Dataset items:
_ _ _

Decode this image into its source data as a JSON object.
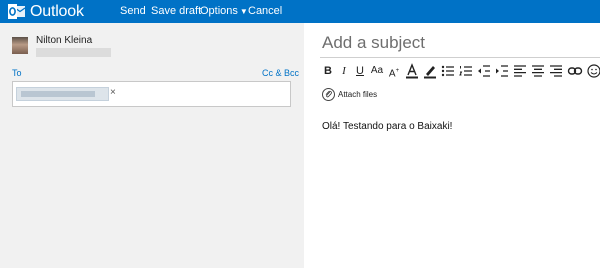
{
  "header": {
    "app_name": "Outlook",
    "commands": {
      "send": "Send",
      "save_draft": "Save draft",
      "options": "Options",
      "cancel": "Cancel"
    },
    "colors": {
      "brand": "#0072c6"
    }
  },
  "compose": {
    "sender_name": "Nilton Kleina",
    "to_label": "To",
    "cc_bcc_label": "Cc & Bcc",
    "recipient_remove_glyph": "×",
    "subject_placeholder": "Add a subject",
    "toolbar": [
      "bold-icon",
      "italic-icon",
      "underline-icon",
      "font-size-icon",
      "grow-font-icon",
      "font-color-icon",
      "highlight-icon",
      "bullet-list-icon",
      "numbered-list-icon",
      "decrease-indent-icon",
      "increase-indent-icon",
      "align-left-icon",
      "align-center-icon",
      "align-right-icon",
      "link-icon",
      "emoji-icon"
    ],
    "attach_label": "Attach files",
    "body_text": "Olá! Testando para o Baixaki!"
  }
}
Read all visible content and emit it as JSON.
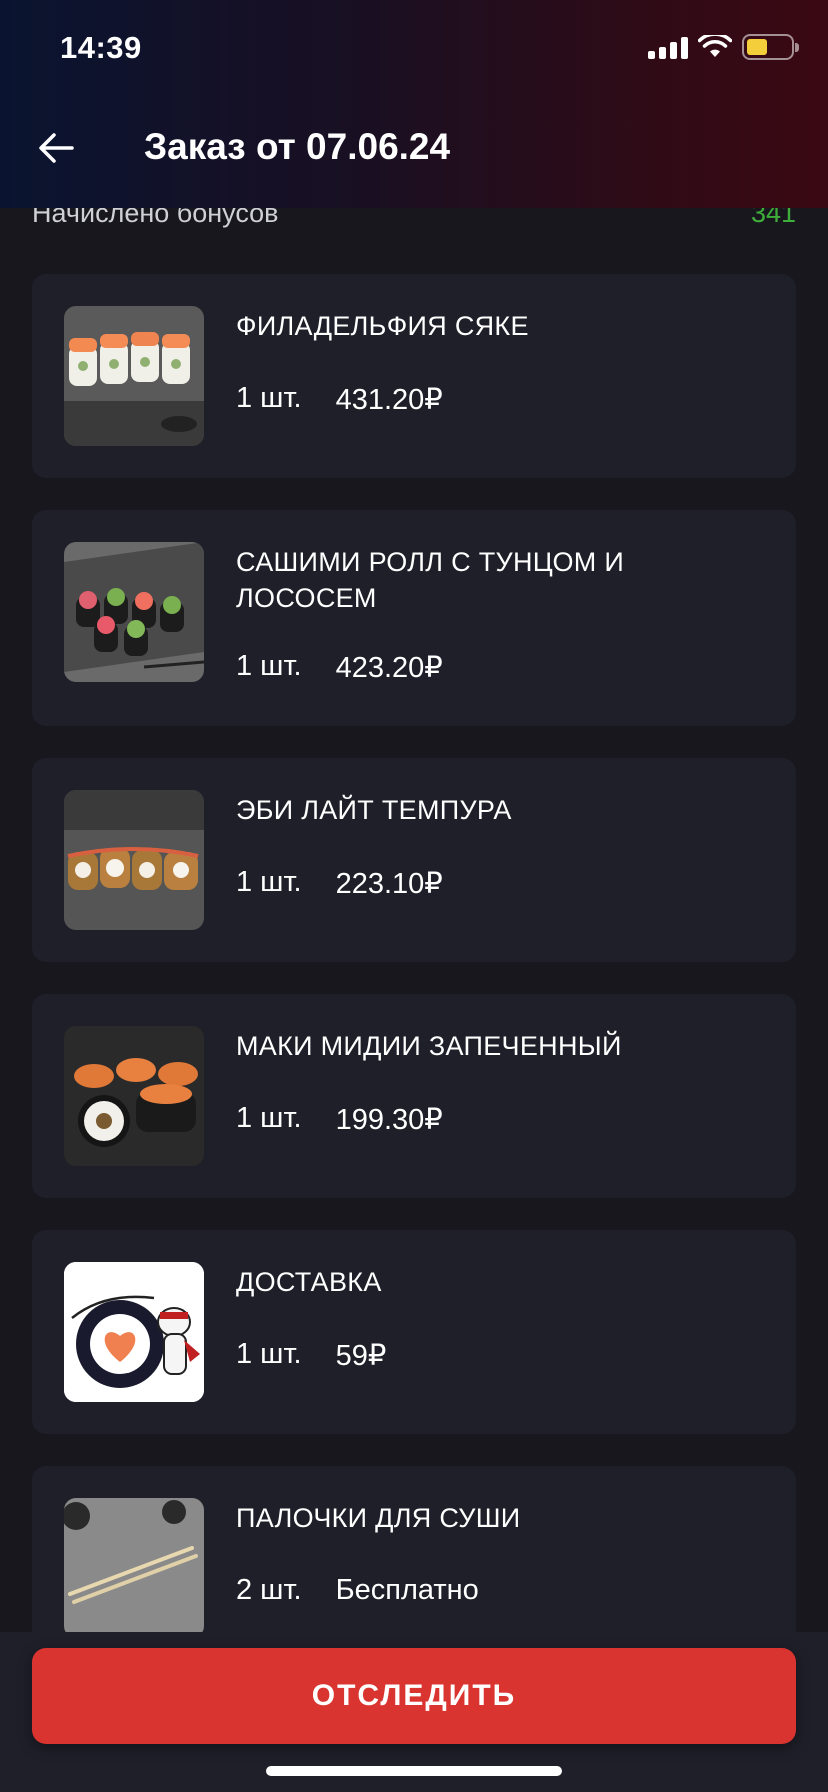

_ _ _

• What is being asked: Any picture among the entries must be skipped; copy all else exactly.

• Written response:
Decode this image into its source data as a JSON object.
{
  "header": {
    "app_name": "Outlook",
    "commands": {
      "send": "Send",
      "save_draft": "Save draft",
      "options": "Options",
      "cancel": "Cancel"
    },
    "colors": {
      "brand": "#0072c6"
    }
  },
  "compose": {
    "sender_name": "Nilton Kleina",
    "to_label": "To",
    "cc_bcc_label": "Cc & Bcc",
    "recipient_remove_glyph": "×",
    "subject_placeholder": "Add a subject",
    "toolbar": [
      "bold-icon",
      "italic-icon",
      "underline-icon",
      "font-size-icon",
      "grow-font-icon",
      "font-color-icon",
      "highlight-icon",
      "bullet-list-icon",
      "numbered-list-icon",
      "decrease-indent-icon",
      "increase-indent-icon",
      "align-left-icon",
      "align-center-icon",
      "align-right-icon",
      "link-icon",
      "emoji-icon"
    ],
    "attach_label": "Attach files",
    "body_text": "Olá! Testando para o Baixaki!"
  }
}
Read all visible content and emit it as JSON.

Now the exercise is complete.